Java JNI Tutorial – getting the pid of the current running java process
This tutorial tries to show how to write Java JNI code, and how to generate the corresponding shared library for both Windows and Linux.

It is based on the http://java.sun.com/docs/books/tutorial/native1.1/stepbystep/index.html.

If you’re new to JNI, please read the Sun’s tutorial first as there are lots of things explained better there. I consider this tutorial only as an addon to that one, completed with minor stuff I have learned while working with Java during the past years.

You can download a zip file containing all the example files here. Please notice that there are some adjustments you have to make so you can make it compilable on your system, changes mostly related to the paths. Also, on Windows – I have used the lcc-win32 free compiler to generate the .dll.

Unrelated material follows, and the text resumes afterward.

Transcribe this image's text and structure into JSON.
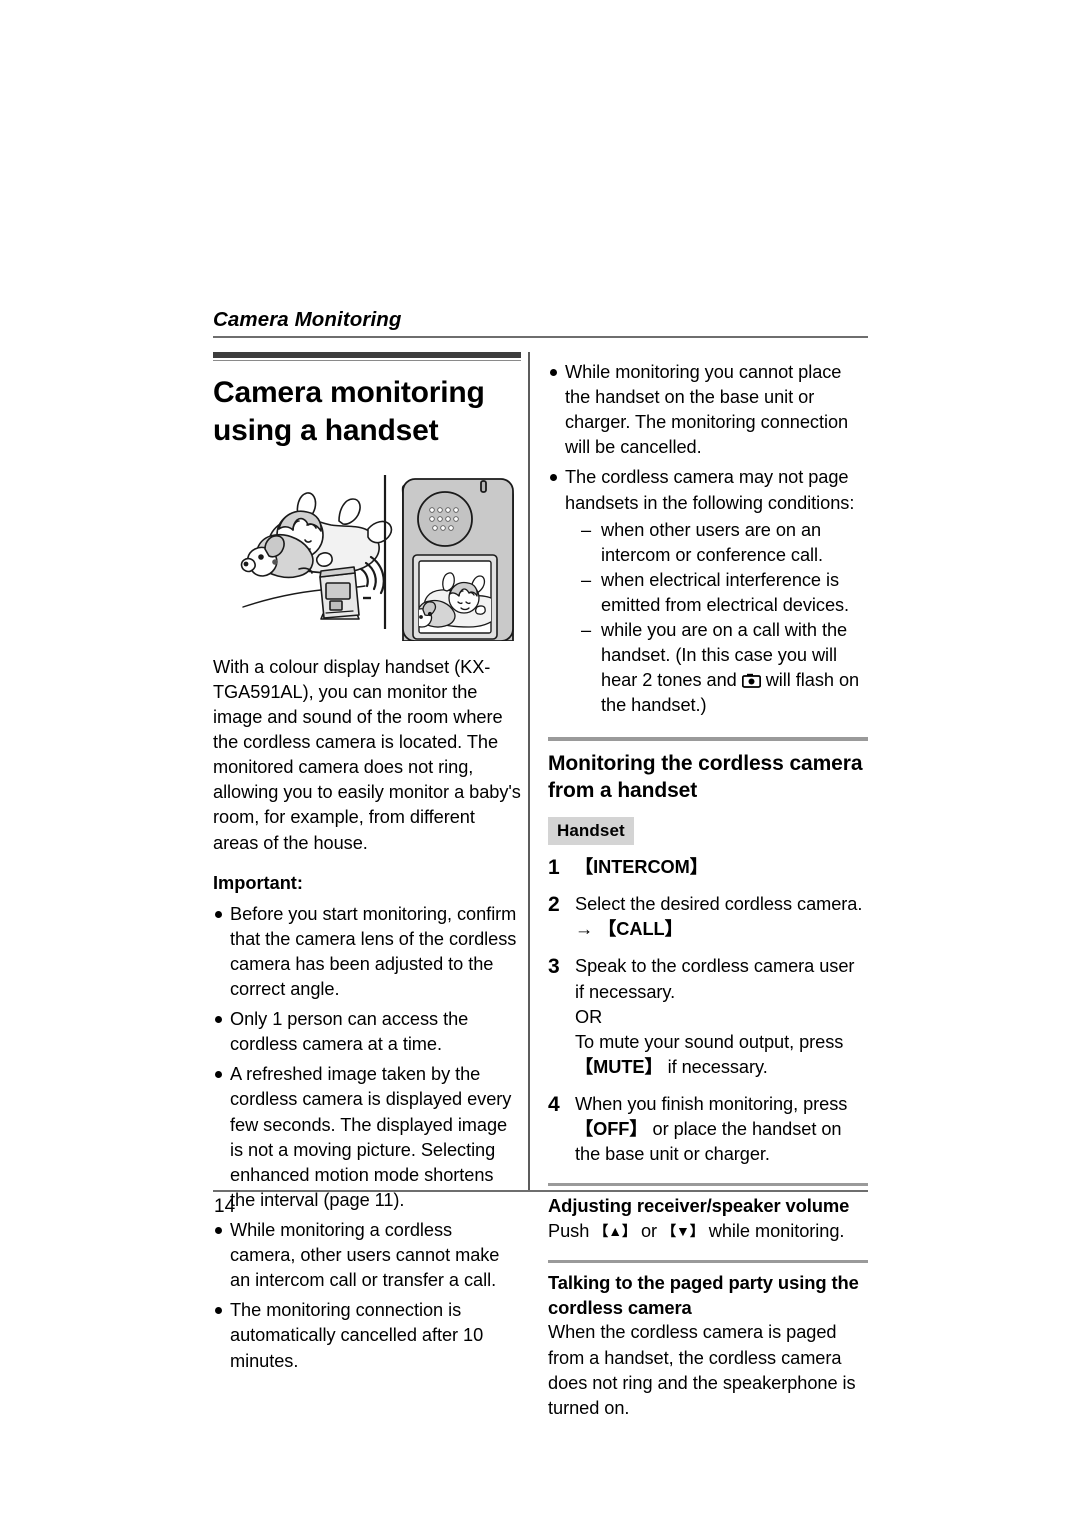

With some code adjustments, you can generate the .dll using other compilers, as the C implementation for this example is pretty simple.

Write java code

This is the first step, to write the java code that will call the native methods. Save the contents below inside a file called GetPid.java.

* If you already have a code that needs the getPid() functionality, edit the .java class that needs it by adding the “native” declaration and the static call.

* Make sure you choose the proper class which holds the static method, as well as the proper method name, as if you move the method to another class you will have to regenerate the header file, update the C code, and recompile the external library (check below).

Compile the code

* javac executable must be in the PATH.

Generate the .h file

The next step is to generate a header file (.h) from the class file just compiled. Issue this command:

Windows

Linux

* javah executable must be in the PATH

* -d C tells javah to generate the header file inside the C directory found in the current path. Without the -d parameter, the header is generated under the same directory as GetPid.class, but I’ve chosen the C (or CLinux for Linux) directory because it makes the code more organized.

The most important stuff in the generated header file is the native method call signature:

* It is computed like this:

Java + “_” + ClassName (including the package name if it exists) + “_” + native method name from the class (the name you chosen at 1) ). So if you change your mind and move the native method to another class, or change the method’s name, you will have to regenerate this header file and the additional C code implementing the native method.

* One other thing, the first parameter of the method is an interface pointer which you might use to read parameters send from java when invoking the native call (in our case there are none), or you can use it to propagate exceptions from the native code back to the jvm. The second parameter is a pointer to the current object, kinda of “this” in java.

Write the C code

Writing the implementation is not hard. Mainly, you have to write a .c file that is going to include the header above and implement the Java_GetPid_getPid method. This will simply return the value from the getpid().

However, the C file has to include the jni.h header provided with the JDK; the file has to also be compilable to a .dll file on Windows, and to a .so (shared object) file under Linux.

Full .c implementations for both OSes are found in the zip file. Please check inside the “C” directory for Windows implementation, and inside “CLinux” for linux implementation.

On Windows, using lcc-win32, you will also have to implement another JNI method, like this:

If you don’t define the method, or if you fail to return the JNI_VERSION_1_2, you will get an exception like this, after running the java code:

* Beside JNI_VERSION_1_2, there is another possible return value: JNI_VERSION_1_4.

Generate the library

The next step is to compile the .c file into a shared library.

Windows

Assuming that lcc-win32 was installed in it’s default location (c:\lcc) all you need to do is to issue the command below while you are in the “C” directory. Please use the win32.mak file I have provided in the zip file, it will make your life easier 🙂

Linux

Go into the “CLinux” directory, and issue these commands (the linux.mak file is a Makefile found in the zip file too).

Run the code

On Windows, JVM looks for the requested shared library inside the directories in the PATH. So you have to put the .dll where JVM can find it OR update the path so it includes the directory where the .dll is.

The output is something like this:

On Linux, JVM looks for the requested shared library inside the java.library.path.
Please check the run.sh file in the zip archive for example of how to specify this. The output is something like this:

Having questions

If you have questions, appreciations, or constructive criticism 🙂 please use the forum! I just put it online, so is rather empty right now; but I’ll answer any question you have.

Licence and Warranty

The code is freeware, you can do whatever you want with it 🙂 however I provide no warranty for it. It should give you an idea on how to write a shared library which you can use on Windows or Linux. With some adjustments, you can have this code running on other *NIXes too.